Saved entries

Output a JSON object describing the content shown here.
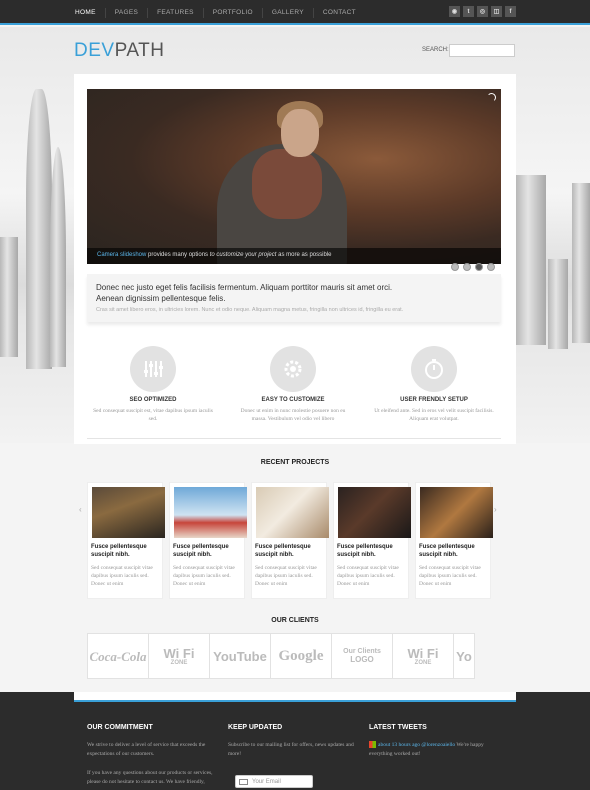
{
  "nav": {
    "items": [
      "HOME",
      "PAGES",
      "FEATURES",
      "PORTFOLIO",
      "GALLERY",
      "CONTACT"
    ],
    "active": "HOME",
    "social_icons": [
      "rss-icon",
      "twitter-icon",
      "dribbble-icon",
      "delicious-icon",
      "facebook-icon"
    ]
  },
  "header": {
    "logo_part1": "DEV",
    "logo_part2": "PATH",
    "logo_color": "#3aa0d8",
    "search_label": "SEARCH:",
    "search_value": ""
  },
  "slider": {
    "caption_link": "Camera slideshow",
    "caption_text1": " provides many options ",
    "caption_italic": "to customize your project",
    "caption_text2": " as more as possible",
    "dots": 4,
    "active_dot": 3
  },
  "intro": {
    "line1": "Donec nec justo eget felis facilisis fermentum. Aliquam porttitor mauris sit amet orci.",
    "line2": "Aenean dignissim pellentesque felis.",
    "line3": "Cras sit amet libero eros, in ultricies lorem. Nunc et odio neque. Aliquam magna metus, fringilla non ultrices id, fringilla eu erat."
  },
  "features": [
    {
      "icon": "equalizer-icon",
      "title": "SEO OPTIMIZED",
      "text": "Sed consequat suscipit est, vitae dapibus ipsum iaculis sed."
    },
    {
      "icon": "gear-icon",
      "title": "EASY TO CUSTOMIZE",
      "text": "Donec ut enim in nunc molestie posuere non eu massa. Vestibulum vel odio vel libero"
    },
    {
      "icon": "stopwatch-icon",
      "title": "USER FRENDLY SETUP",
      "text": "Ut eleifend ante. Sed in eros vel velit suscipit facilisis. Aliquam erat volutpat."
    }
  ],
  "recent_projects": {
    "title": "RECENT PROJECTS",
    "items": [
      {
        "title": "Fusce pellentesque suscipit nibh.",
        "text": "Sed consequat suscipit vitae dapibus ipsum iaculis sed. Donec ut enim"
      },
      {
        "title": "Fusce pellentesque suscipit nibh.",
        "text": "Sed consequat suscipit vitae dapibus ipsum iaculis sed. Donec ut enim"
      },
      {
        "title": "Fusce pellentesque suscipit nibh.",
        "text": "Sed consequat suscipit vitae dapibus ipsum iaculis sed. Donec ut enim"
      },
      {
        "title": "Fusce pellentesque suscipit nibh.",
        "text": "Sed consequat suscipit vitae dapibus ipsum iaculis sed. Donec ut enim"
      },
      {
        "title": "Fusce pellentesque suscipit nibh.",
        "text": "Sed consequat suscipit vitae dapibus ipsum iaculis sed. Donec ut enim"
      }
    ]
  },
  "clients": {
    "title": "OUR CLIENTS",
    "logos": [
      {
        "big": "Coca-Cola",
        "small": ""
      },
      {
        "big": "Wi Fi",
        "small": "ZONE"
      },
      {
        "big": "YouTube",
        "small": ""
      },
      {
        "big": "Google",
        "small": ""
      },
      {
        "big": "Our Clients",
        "small": "LOGO"
      },
      {
        "big": "Wi Fi",
        "small": "ZONE"
      },
      {
        "big": "Yo",
        "small": ""
      }
    ]
  },
  "footer": {
    "commitment": {
      "title": "OUR COMMITMENT",
      "p1": "We strive to deliver a level of service that exceeds the expectations of our customers.",
      "p2": "If you have any questions about our products or services, please do not hesitate to contact us. We have friendly,"
    },
    "updates": {
      "title": "KEEP UPDATED",
      "text": "Subscribe to our mailing list for offers, news updates and more!",
      "email_placeholder": "Your Email"
    },
    "tweets": {
      "title": "LATEST TWEETS",
      "link": "about 13 hours ago @lorenzoaiello",
      "text": " We're happy everything worked out!"
    }
  }
}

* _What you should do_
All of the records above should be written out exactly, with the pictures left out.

* _Problem solution_
Output a JSON object describing the content shown here.
{
  "nav": {
    "items": [
      "HOME",
      "PAGES",
      "FEATURES",
      "PORTFOLIO",
      "GALLERY",
      "CONTACT"
    ],
    "active": "HOME",
    "social_icons": [
      "rss-icon",
      "twitter-icon",
      "dribbble-icon",
      "delicious-icon",
      "facebook-icon"
    ]
  },
  "header": {
    "logo_part1": "DEV",
    "logo_part2": "PATH",
    "logo_color": "#3aa0d8",
    "search_label": "SEARCH:",
    "search_value": ""
  },
  "slider": {
    "caption_link": "Camera slideshow",
    "caption_text1": " provides many options ",
    "caption_italic": "to customize your project",
    "caption_text2": " as more as possible",
    "dots": 4,
    "active_dot": 3
  },
  "intro": {
    "line1": "Donec nec justo eget felis facilisis fermentum. Aliquam porttitor mauris sit amet orci.",
    "line2": "Aenean dignissim pellentesque felis.",
    "line3": "Cras sit amet libero eros, in ultricies lorem. Nunc et odio neque. Aliquam magna metus, fringilla non ultrices id, fringilla eu erat."
  },
  "features": [
    {
      "icon": "equalizer-icon",
      "title": "SEO OPTIMIZED",
      "text": "Sed consequat suscipit est, vitae dapibus ipsum iaculis sed."
    },
    {
      "icon": "gear-icon",
      "title": "EASY TO CUSTOMIZE",
      "text": "Donec ut enim in nunc molestie posuere non eu massa. Vestibulum vel odio vel libero"
    },
    {
      "icon": "stopwatch-icon",
      "title": "USER FRENDLY SETUP",
      "text": "Ut eleifend ante. Sed in eros vel velit suscipit facilisis. Aliquam erat volutpat."
    }
  ],
  "recent_projects": {
    "title": "RECENT PROJECTS",
    "items": [
      {
        "title": "Fusce pellentesque suscipit nibh.",
        "text": "Sed consequat suscipit vitae dapibus ipsum iaculis sed. Donec ut enim"
      },
      {
        "title": "Fusce pellentesque suscipit nibh.",
        "text": "Sed consequat suscipit vitae dapibus ipsum iaculis sed. Donec ut enim"
      },
      {
        "title": "Fusce pellentesque suscipit nibh.",
        "text": "Sed consequat suscipit vitae dapibus ipsum iaculis sed. Donec ut enim"
      },
      {
        "title": "Fusce pellentesque suscipit nibh.",
        "text": "Sed consequat suscipit vitae dapibus ipsum iaculis sed. Donec ut enim"
      },
      {
        "title": "Fusce pellentesque suscipit nibh.",
        "text": "Sed consequat suscipit vitae dapibus ipsum iaculis sed. Donec ut enim"
      }
    ]
  },
  "clients": {
    "title": "OUR CLIENTS",
    "logos": [
      {
        "big": "Coca-Cola",
        "small": ""
      },
      {
        "big": "Wi Fi",
        "small": "ZONE"
      },
      {
        "big": "YouTube",
        "small": ""
      },
      {
        "big": "Google",
        "small": ""
      },
      {
        "big": "Our Clients",
        "small": "LOGO"
      },
      {
        "big": "Wi Fi",
        "small": "ZONE"
      },
      {
        "big": "Yo",
        "small": ""
      }
    ]
  },
  "footer": {
    "commitment": {
      "title": "OUR COMMITMENT",
      "p1": "We strive to deliver a level of service that exceeds the expectations of our customers.",
      "p2": "If you have any questions about our products or services, please do not hesitate to contact us. We have friendly,"
    },
    "updates": {
      "title": "KEEP UPDATED",
      "text": "Subscribe to our mailing list for offers, news updates and more!",
      "email_placeholder": "Your Email"
    },
    "tweets": {
      "title": "LATEST TWEETS",
      "link": "about 13 hours ago @lorenzoaiello",
      "text": " We're happy everything worked out!"
    }
  }
}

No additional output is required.